**Task to carry out:** In the entries below, find every line with the string "视频处理" and copy it.
Supplied information below:
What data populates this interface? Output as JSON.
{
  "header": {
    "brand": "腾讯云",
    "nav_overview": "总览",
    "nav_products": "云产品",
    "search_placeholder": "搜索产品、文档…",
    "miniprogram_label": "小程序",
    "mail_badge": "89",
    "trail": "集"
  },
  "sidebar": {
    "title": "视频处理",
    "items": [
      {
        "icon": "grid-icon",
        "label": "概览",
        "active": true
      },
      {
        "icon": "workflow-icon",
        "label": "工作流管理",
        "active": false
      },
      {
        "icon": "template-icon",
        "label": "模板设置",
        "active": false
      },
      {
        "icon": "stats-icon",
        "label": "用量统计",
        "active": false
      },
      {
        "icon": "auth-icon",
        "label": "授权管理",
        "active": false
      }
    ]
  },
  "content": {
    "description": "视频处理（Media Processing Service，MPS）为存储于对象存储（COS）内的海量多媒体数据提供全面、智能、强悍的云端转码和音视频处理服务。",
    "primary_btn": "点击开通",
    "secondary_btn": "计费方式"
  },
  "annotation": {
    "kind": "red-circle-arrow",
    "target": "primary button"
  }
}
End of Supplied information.
**Output of the task:**
    "title": "视频处理",
    "description": "视频处理（Media Processing Service，MPS）为存储于对象存储（COS）内的海量多媒体数据提供全面、智能、强悍的云端转码和音视频处理服务。",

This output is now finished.